Particularly in The Patriarchs, she shares, “I wanted to challenge this idea that patriarchy was ever inevitable, because people still make this claim that somehow men were only ever going to be in charge. Even if we redid everything, they would still be in power every single time, in every possible universe”. And she doesn’t think this is true, because when you look in fine detail at how this history panned out, patriarchy is likely to be much more recent than we think, and it is also very patchy, since depending on where you are in the world, the development of patriarchy is contingent on so many other factors. 

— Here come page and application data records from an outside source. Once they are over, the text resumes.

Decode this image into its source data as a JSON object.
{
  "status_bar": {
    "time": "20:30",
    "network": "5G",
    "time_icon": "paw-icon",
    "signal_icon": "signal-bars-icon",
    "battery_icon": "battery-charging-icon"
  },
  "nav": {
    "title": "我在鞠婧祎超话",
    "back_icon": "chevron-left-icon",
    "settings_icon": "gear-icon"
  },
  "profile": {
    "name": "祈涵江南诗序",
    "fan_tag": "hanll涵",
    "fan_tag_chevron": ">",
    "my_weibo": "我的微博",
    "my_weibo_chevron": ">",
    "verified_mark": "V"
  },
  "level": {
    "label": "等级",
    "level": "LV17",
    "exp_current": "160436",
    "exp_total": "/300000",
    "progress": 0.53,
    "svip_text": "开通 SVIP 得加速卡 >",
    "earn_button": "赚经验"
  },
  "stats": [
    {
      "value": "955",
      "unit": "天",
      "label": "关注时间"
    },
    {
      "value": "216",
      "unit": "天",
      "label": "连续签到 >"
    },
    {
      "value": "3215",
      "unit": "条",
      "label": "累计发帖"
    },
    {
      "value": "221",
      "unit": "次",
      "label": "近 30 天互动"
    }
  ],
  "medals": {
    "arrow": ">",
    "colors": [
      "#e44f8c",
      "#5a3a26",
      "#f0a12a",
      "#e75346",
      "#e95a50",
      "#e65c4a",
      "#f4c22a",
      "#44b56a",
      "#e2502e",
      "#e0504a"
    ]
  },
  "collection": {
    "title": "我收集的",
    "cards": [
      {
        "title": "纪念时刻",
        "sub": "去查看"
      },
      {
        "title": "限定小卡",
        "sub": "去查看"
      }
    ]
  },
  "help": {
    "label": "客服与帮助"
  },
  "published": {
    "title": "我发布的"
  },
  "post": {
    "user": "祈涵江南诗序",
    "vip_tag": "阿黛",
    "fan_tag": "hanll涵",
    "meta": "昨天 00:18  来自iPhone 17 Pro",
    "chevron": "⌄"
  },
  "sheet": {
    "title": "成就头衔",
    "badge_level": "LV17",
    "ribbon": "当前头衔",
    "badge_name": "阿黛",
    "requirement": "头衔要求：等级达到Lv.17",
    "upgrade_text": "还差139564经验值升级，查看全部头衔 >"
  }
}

There is a beautiful example in Saini's book that demonstrates exactly how wrong it can be to start from an assumption about the natural order of things. "Europe portrays itself as the place where human rights and principles of equality were invented" she reflects, "And indeed, it was a shock in the mid-19th century for European colonizers of North American territories to encounter societies organized in completely different ways. At that historical moment, for Europeans, patriarchy was indeed a system that fell within the natural order of things. The father was always the head of the family, the monarch was the head of state, and there was a god who was the ultimate authority. Moreover, the colonizers who migrated to North America were indeed building a society where there was no longer a monarch to manage the state. But they did not question the patriarchy in the family or society, there was no equality between men and women in any way. They thought it was natural that way". So when they encountered some Indian nations where women held roles of power, and which were based on matrilineal transmission from one generation to another, it was a real shock for them. They thus interpreted that matriarchy was typical of a primitive society, while evolution naturally led to the development of patriarchy. And this was a truly tragic moment. Firstly, because in this way it was deemed appropriate to frame Native Americans as primitive peoples, which was completely wrong, since they were simply peoples who lived differently, neither superior nor inferior to them. But most importantly, this framing then formed the basis for the deliberate action of imposing a patriarchal model also on the native peoples, since patriarchy was seen as the objective, the natural goal of an evolved society.

icone audio

Ascolta la terza parte dell'intervista ad Angela Saini

Looking ahead, Saini shares a cautious optimism.

Despite the resurgence of conservative and nationalist movements, she sees hope in the bravery and progressiveness of the younger generation. While we go towards the conclusion of our conversation, Angela Saini refers explicitly to the situation in Iran, as a particularly significant example, that she was dealing with while concluding her book. She had met with many women of the generation that has been fighting the regime, and their view was quite pessimistic. And then the horrible murder of Mahsa Amini changed everything. Now, in Iran, young women and men are not only protesting but keep rebelling against the oppression and show an endurance and a vision that calls for enormous respect. Social conflicts, Saini reminds us, are often terrible but can also open up opportunities for change towards a more equitable and respectful society. That’s one of the reasons why she thinks there is hope: "How can we not have faith in the future in that generation?"


© 2018 Università di Padova
Tutti i diritti riservati P.I. 00742430283 C.F. 80006480281
Registrazione presso il Tribunale di Padova n. 2097/2012 del 18 giugno 2012